(Task statement)
Wherever a line of the data contains "class", copy that line.

Items from an interface collection:

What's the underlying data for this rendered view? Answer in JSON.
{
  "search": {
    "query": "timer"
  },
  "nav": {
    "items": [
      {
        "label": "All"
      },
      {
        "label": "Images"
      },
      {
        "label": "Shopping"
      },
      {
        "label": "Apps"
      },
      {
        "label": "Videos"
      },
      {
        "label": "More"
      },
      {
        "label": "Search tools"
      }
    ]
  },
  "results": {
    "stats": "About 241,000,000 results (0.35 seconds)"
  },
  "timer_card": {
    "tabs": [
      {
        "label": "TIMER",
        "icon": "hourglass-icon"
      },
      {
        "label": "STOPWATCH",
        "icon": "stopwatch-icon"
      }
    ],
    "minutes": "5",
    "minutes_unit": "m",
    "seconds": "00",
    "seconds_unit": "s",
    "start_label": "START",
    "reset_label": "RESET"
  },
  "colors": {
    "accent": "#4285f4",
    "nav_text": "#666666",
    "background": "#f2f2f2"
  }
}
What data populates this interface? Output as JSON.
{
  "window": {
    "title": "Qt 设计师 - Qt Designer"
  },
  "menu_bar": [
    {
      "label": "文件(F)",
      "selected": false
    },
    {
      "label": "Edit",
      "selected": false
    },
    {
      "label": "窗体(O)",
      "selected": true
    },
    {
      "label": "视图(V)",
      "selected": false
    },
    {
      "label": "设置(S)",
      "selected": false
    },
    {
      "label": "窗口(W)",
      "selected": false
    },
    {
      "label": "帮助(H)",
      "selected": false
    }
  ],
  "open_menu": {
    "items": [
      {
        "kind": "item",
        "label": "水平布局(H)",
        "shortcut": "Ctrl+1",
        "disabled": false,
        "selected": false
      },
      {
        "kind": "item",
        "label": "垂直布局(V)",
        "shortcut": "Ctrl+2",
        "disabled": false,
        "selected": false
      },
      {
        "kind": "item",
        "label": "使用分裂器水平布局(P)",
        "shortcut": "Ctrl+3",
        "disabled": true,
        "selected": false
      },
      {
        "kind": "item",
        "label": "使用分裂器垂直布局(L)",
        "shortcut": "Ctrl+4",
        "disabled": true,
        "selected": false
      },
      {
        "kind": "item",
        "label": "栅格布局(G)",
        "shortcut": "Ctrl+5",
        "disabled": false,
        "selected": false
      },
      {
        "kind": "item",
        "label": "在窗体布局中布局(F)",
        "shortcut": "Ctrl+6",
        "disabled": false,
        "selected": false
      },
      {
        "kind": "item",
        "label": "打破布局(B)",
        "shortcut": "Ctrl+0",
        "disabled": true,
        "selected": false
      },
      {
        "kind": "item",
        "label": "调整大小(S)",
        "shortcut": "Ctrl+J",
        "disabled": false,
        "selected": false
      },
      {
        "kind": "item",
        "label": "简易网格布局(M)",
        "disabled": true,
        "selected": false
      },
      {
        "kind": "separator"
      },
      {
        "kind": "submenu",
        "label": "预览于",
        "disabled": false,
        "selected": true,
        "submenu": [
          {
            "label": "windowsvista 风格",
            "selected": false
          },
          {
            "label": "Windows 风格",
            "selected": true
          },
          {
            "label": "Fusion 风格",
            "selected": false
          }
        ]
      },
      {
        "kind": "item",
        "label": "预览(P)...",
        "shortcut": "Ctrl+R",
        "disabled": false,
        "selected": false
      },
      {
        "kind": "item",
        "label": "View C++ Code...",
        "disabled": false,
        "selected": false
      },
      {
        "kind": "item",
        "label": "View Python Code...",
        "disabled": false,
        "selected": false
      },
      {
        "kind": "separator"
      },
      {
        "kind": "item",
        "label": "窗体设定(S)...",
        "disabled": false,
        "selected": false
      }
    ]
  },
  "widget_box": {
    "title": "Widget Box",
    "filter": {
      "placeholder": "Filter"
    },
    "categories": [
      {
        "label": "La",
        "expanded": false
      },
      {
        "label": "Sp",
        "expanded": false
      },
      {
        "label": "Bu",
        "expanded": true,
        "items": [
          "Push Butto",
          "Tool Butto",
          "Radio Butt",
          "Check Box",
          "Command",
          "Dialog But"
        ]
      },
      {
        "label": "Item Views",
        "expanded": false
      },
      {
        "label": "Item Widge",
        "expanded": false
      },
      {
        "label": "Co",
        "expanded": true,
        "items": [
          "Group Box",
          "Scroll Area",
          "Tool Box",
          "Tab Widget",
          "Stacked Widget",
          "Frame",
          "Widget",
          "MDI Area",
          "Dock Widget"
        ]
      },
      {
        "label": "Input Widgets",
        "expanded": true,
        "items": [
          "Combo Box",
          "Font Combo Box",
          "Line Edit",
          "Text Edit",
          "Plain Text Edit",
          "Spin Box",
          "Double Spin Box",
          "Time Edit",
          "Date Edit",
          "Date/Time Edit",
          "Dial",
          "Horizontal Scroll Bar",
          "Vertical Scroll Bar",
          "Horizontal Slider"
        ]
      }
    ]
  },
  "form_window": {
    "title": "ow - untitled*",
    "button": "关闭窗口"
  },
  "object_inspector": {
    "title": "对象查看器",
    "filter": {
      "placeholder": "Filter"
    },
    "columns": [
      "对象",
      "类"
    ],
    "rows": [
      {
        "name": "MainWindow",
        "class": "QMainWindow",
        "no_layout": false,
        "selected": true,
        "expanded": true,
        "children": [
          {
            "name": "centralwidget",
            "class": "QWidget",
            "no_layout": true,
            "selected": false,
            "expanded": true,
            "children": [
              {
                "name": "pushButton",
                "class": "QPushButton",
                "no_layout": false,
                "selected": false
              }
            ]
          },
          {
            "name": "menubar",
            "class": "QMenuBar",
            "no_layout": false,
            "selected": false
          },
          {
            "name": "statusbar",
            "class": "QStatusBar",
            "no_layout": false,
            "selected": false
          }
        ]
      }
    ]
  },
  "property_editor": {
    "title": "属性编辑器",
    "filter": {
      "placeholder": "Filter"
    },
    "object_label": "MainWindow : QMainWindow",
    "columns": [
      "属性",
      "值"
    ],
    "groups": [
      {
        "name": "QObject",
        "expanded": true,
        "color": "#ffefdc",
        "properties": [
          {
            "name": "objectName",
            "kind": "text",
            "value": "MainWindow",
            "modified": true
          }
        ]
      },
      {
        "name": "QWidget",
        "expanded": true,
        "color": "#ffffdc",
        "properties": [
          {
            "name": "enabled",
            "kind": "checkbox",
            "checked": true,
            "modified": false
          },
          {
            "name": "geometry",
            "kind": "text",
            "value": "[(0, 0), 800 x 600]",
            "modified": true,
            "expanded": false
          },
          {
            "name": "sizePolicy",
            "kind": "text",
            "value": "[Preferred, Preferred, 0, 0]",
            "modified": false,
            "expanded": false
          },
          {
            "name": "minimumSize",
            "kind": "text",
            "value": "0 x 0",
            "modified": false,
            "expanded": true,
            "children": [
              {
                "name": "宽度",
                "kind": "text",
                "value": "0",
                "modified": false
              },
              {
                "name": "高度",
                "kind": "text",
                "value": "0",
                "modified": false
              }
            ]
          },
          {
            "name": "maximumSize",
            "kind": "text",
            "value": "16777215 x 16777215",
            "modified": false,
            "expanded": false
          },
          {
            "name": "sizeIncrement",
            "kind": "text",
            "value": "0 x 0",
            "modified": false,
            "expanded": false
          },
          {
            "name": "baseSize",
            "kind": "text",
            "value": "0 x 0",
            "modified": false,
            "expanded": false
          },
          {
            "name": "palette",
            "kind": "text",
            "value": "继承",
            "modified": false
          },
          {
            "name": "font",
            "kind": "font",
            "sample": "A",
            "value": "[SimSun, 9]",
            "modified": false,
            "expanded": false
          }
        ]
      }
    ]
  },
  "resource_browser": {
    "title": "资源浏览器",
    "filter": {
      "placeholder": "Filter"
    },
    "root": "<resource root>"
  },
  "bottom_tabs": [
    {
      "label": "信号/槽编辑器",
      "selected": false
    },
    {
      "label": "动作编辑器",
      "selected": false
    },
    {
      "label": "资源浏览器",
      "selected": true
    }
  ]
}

(Response to this exercise)
        "class": "QMainWindow",
            "class": "QWidget",
                "class": "QPushButton",
            "class": "QMenuBar",
            "class": "QStatusBar",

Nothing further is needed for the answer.